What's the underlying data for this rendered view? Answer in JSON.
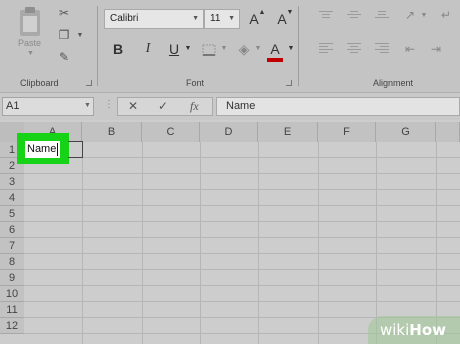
{
  "ribbon": {
    "clipboard": {
      "paste_label": "Paste",
      "group_label": "Clipboard"
    },
    "font": {
      "font_name": "Calibri",
      "font_size": "11",
      "grow_label": "A",
      "shrink_label": "A",
      "bold_label": "B",
      "italic_label": "I",
      "underline_label": "U",
      "font_color_label": "A",
      "group_label": "Font",
      "font_color_hex": "#c00000"
    },
    "alignment": {
      "group_label": "Alignment"
    }
  },
  "formula_bar": {
    "name_box": "A1",
    "cancel_symbol": "✕",
    "enter_symbol": "✓",
    "fx_label": "fx",
    "formula_value": "Name"
  },
  "grid": {
    "columns": [
      "A",
      "B",
      "C",
      "D",
      "E",
      "F",
      "G"
    ],
    "rows": [
      "1",
      "2",
      "3",
      "4",
      "5",
      "6",
      "7",
      "8",
      "9",
      "10",
      "11",
      "12"
    ],
    "cell_a1": "Name",
    "highlight_color": "#17d318"
  },
  "watermark": {
    "prefix": "wiki",
    "suffix": "How"
  }
}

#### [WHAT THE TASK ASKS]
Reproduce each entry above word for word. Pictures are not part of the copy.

#### [OUTPUT FOR THIS EXERCISE]
What's the underlying data for this rendered view? Answer in JSON.
{
  "ribbon": {
    "clipboard": {
      "paste_label": "Paste",
      "group_label": "Clipboard"
    },
    "font": {
      "font_name": "Calibri",
      "font_size": "11",
      "grow_label": "A",
      "shrink_label": "A",
      "bold_label": "B",
      "italic_label": "I",
      "underline_label": "U",
      "font_color_label": "A",
      "group_label": "Font",
      "font_color_hex": "#c00000"
    },
    "alignment": {
      "group_label": "Alignment"
    }
  },
  "formula_bar": {
    "name_box": "A1",
    "cancel_symbol": "✕",
    "enter_symbol": "✓",
    "fx_label": "fx",
    "formula_value": "Name"
  },
  "grid": {
    "columns": [
      "A",
      "B",
      "C",
      "D",
      "E",
      "F",
      "G"
    ],
    "rows": [
      "1",
      "2",
      "3",
      "4",
      "5",
      "6",
      "7",
      "8",
      "9",
      "10",
      "11",
      "12"
    ],
    "cell_a1": "Name",
    "highlight_color": "#17d318"
  },
  "watermark": {
    "prefix": "wiki",
    "suffix": "How"
  }
}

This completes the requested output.